The Role of Homophones in Language Diversity

Homophones also play a role in language diversity. Different languages have their own sets of homophones, and their existence reflects the unique phonetic and semantic characteristics of each language. 

When learning a new language, understanding its homophones can be a challenging yet enlightening experience, as it provides insights into the language’s intricacies. 

Additionally, homophones can be a source of humor, wordplay, and cultural references, enriching the linguistic diversity of the world’s languages. 

The presence of homophones highlights the nuanced and fascinating aspects of language diversity, making them an essential part of linguistic exploration.


When words sound like another word?

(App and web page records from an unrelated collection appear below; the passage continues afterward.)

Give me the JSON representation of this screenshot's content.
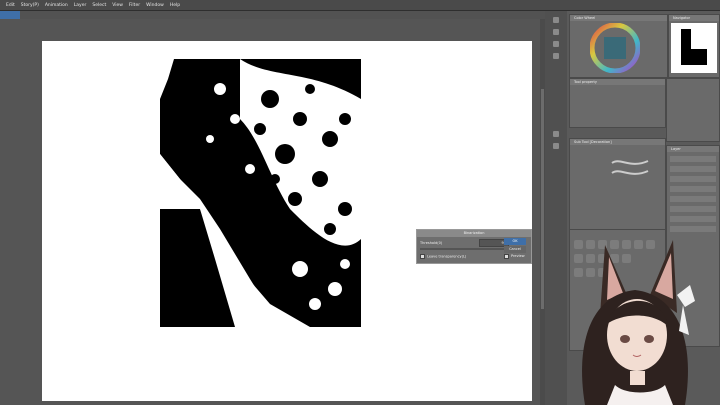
{
  "menu": [
    "Edit",
    "Story(P)",
    "Animation",
    "Layer",
    "Select",
    "View",
    "Filter",
    "Window",
    "Help"
  ],
  "panels": {
    "color_wheel_title": "Color Wheel",
    "navigator_title": "Navigator",
    "tool_property_title": "Tool property",
    "sub_tool_title": "Sub Tool [Decoration]",
    "layer_title": "Layer"
  },
  "dialog": {
    "title": "Binarization",
    "threshold_label": "Threshold(0)",
    "threshold_value": "92",
    "ok_label": "OK",
    "cancel_label": "Cancel",
    "preview_label": "Preview",
    "leave_transparency_label": "Leave transparency(L)"
  },
  "colors": {
    "accent": "#3f6fa8",
    "bg": "#3a3a3a",
    "canvas": "#ffffff"
  }
}
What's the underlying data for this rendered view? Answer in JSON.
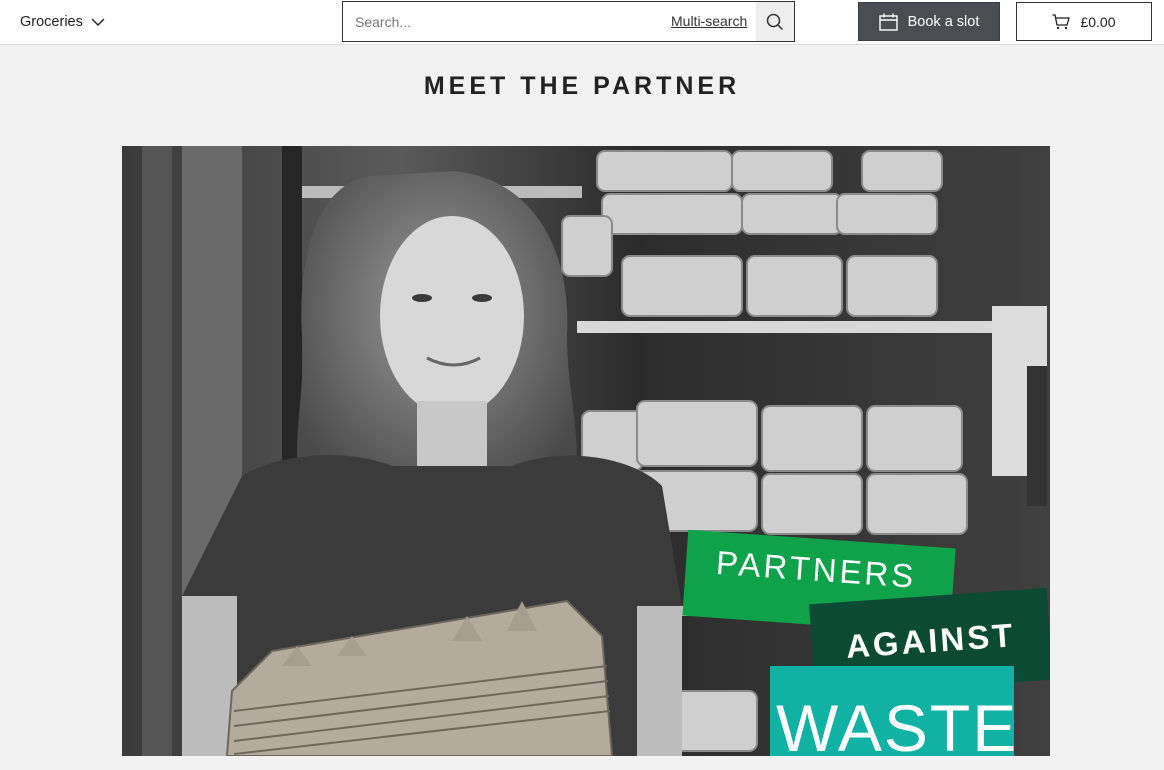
{
  "header": {
    "category_label": "Groceries",
    "search": {
      "placeholder": "Search...",
      "multi_search_label": "Multi-search"
    },
    "book_slot_label": "Book a slot",
    "basket_total": "£0.00"
  },
  "icons": {
    "category": "chevron-down-icon",
    "search": "search-icon",
    "book": "calendar-icon",
    "basket": "cart-icon"
  },
  "colors": {
    "book_button_bg": "#4a4d52",
    "partners_green": "#10a14b",
    "against_dark_green": "#0d4a33",
    "waste_teal": "#11b2a3"
  },
  "page": {
    "title": "MEET THE PARTNER",
    "hero": {
      "tag_line_1": "PARTNERS",
      "tag_line_2": "AGAINST",
      "tag_line_3": "WASTE"
    }
  }
}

Words sound like another word when they are homophones. Homophones are words that have the same or similar pronunciation but different meanings and often different spellings.

What is the homophone of seen?

The homophone of “seen” is “scene.”

Is fly a homophone?

Yes, “fly” is a homophone. It can refer to the insect that flies or to the action of flying.

What is a homophone for stares?

A homophone for “stares” is “stairs.”

What is the homophone for full?

The homophone for “full” is “fool.”

What is a homophone for loan?

A homophone for “loan” is “lone.”

What is the homophones of pain?

The homophones of “pain” are “pane” and “paine.”

What is homophone of weight?

The homophone of “weight” is “wait.”

What is a homophone for raise?

A homophone for “raise” is “rays.”

What is a homophone for rain?

A homophone for “rain” is “reign.”

Final words

In conclusion, words that sound like other words, known as homophones, bring both challenges and intrigue to our language. They remind us of the need for precision in communication, whether in writing or speaking, to avoid misunderstandings. Homophones also reflect the rich diversity of languages around the world, as each language has its own unique set of these sound-alike words. 

Understanding homophones is not only vital for clear and effective communication but also adds a layer of fascination to the way we use and explore language. So, the next time you encounter homophones, remember their impact on our words and conversations, and the unique role they play in our linguistic world.